Thanks for valuable information.
Your post has come just at the time I am considering changing web-host. Since, the main reason for change is the uptime issue (currently it is 99.2% for this year) which should be nearly 100%, if you can throw some light about your host about this issue, it would help me to take decision.
Also, if you look at most hosts who have guarantees about uptime, down time due to hardware failure isn't included. So under any other hosts' definitions of uptime, my host would still be at 100%.
And certainly it is a lot more reliable than my own university's big network! I had an uscheduled an unexplained email outage for several hours with them a couple weeks ago, not to mention they shut things down once or twice a week to do maintenance on the email servers, and their web servers from time to time I notice are down.
Thanks for taking pains to write at length. I considered the name given by you seriously and have been monitoring it now for around 15 days from uptime perspective. I was surprised to find that the results were not encouraging. The uptime was marginally below 98.5%.
Realising the above trend in a few days of monitoring, I included the host mentioned by Harry in his post below. This site's uptime has been around 99.9%.
The data is based on 5 minutes sampling and hence can be considered to be fairly accurate. I understand that the data collected over a longer period of time will provide a better statistical analysis.
To answer your question first, I monitored the site of the host, not of the user (I didn't want to eat on your bandwidth).
Coming to the other aspect mentioned by you, it seems to be an issue of different requirements. In my case, the main requirement is online testing. When a student taking the test sitting 1000 Km. away from me clicks on, "Save my answers" button and the server stops responding then the situation can become quite awful. I guess that such mission critical applications can only be served to satisfaction by maintaining nearly 100% server uptime.
I know when I was working in Egypt, we had our database hosted in the US. For over a week, we had serious problems connecting to our database. We had absolutely no problems with other sites. The problem was not in the US on our server, nor in Egypt, but in London. There are only two companies that bring the internet into Egypt even though it is resold by many and the one we had our DSL through had a slow connection somewhere along the chain of computers in London. This was determined by running traceroute. We could use dialup using a connection provided by the other company that followed a different route and had no problem. None of our staff in Ireland or various locations in the US had any problems connecting to the database either, just that particular connection. And when the problem went away, I checked traceroute again, and found it was because the route had changed.
And what if one of your students has an electrical power outage while they are doing the test, or for some reason their computer freezes? Or their DSL or dial-up service goes out? How are you going to guarantee against that?
I think the only way you can guarantee 100% that you won't have any such problems is to offer the test with pencil and paper. It's not just hosting where the problems can arise. And even if a host has a short outage, does that mean the student will not be able to complete the exam in a few minutes? If you are so concerned about this, why not design your exams with few or only one question per page, that way the student must save frequently and they are less likely to lose their work.

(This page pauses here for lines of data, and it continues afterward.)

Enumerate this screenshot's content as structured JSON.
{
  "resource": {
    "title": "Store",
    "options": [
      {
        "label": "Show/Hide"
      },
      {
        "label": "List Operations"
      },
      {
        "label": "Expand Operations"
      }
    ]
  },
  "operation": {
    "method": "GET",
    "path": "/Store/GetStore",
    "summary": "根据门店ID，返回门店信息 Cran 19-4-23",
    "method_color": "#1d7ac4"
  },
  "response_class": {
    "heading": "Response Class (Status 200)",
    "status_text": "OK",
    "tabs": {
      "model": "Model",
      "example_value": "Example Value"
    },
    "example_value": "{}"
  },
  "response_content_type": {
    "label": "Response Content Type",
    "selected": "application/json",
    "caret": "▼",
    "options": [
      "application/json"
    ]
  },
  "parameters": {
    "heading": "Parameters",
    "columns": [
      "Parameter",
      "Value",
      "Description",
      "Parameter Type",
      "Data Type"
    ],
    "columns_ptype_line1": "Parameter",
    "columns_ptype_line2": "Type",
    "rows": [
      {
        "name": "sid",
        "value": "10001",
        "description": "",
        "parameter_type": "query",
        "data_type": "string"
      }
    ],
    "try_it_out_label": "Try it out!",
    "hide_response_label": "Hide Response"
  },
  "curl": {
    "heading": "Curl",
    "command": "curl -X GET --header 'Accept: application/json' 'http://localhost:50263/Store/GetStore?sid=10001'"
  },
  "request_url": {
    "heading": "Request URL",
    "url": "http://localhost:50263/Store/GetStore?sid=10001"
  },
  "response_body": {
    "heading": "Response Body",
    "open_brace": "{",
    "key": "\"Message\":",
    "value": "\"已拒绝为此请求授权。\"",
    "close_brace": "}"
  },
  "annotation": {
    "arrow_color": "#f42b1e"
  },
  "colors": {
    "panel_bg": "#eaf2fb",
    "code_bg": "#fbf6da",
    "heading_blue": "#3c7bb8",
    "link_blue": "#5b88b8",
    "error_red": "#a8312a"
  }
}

And as for the site of my host, it is on a different server from my own. And they actually have a backup plan if their server goes down they have a different server with a site hosted in an entirely different location to be able to communicate with their customers if need be.
The suggestions made by you in paragraph 4 are worth considering once I upgrade to 1.5.x. However, for that I will have to wait for some time.
As far are issues other than the uptime are concerned, the 80-20 rule points the main concern towards uptime. Though I cannot tell about future, till date I never had any issue with student connectivity, problem or any other support issue worth mentioning in the past 10 months.
I had an internal debate with myself whether I should post in here or not as the 10% deal is an excellent idea and I don't wish to detract from it.
That said, i think there may be a lot of people in the same position I'm in, that of trying to get something up and running as cheaply as possible (in my own case, long-term I'm hoping to have Moodle hosted internally but at the moment settling for a 12 month hosted trial) but also with reliability and performance in mind.
Therefore, if anyone is looking for a new host I think it worthwhile you having a look at http://www.site5.com. I signed up for 12 months on a multisite plan: 12GB storage and 150GB bandwidth for US$16.95 a month. The rest of the plan is equally impressive (such as unlimited databases, static IP etc.). There are also deals like $50 off if you transfer from another host.
I would also like to assure you all that I am in no way connected with site5. I just stumbled on them while researching (new to this web side of things and I have a nasty habit of researching in depth, hence being a new Moodler now as it all started by looking for an LMS) and found they had they best plan and support as far as I can tell.
As I said, I don't want to take away from the 10% deal but after thinking about it thought it might be usefull to people.
If read the postings in this forum, you'll see hosting Moodle is a bit more demanding than serving a static web site ;-( You are hoping for wonders if you chose a 10 $ hosting offer for your school's Moodle LMS. Our developers should know the difference!
How about a Wiki for them to publish their offers?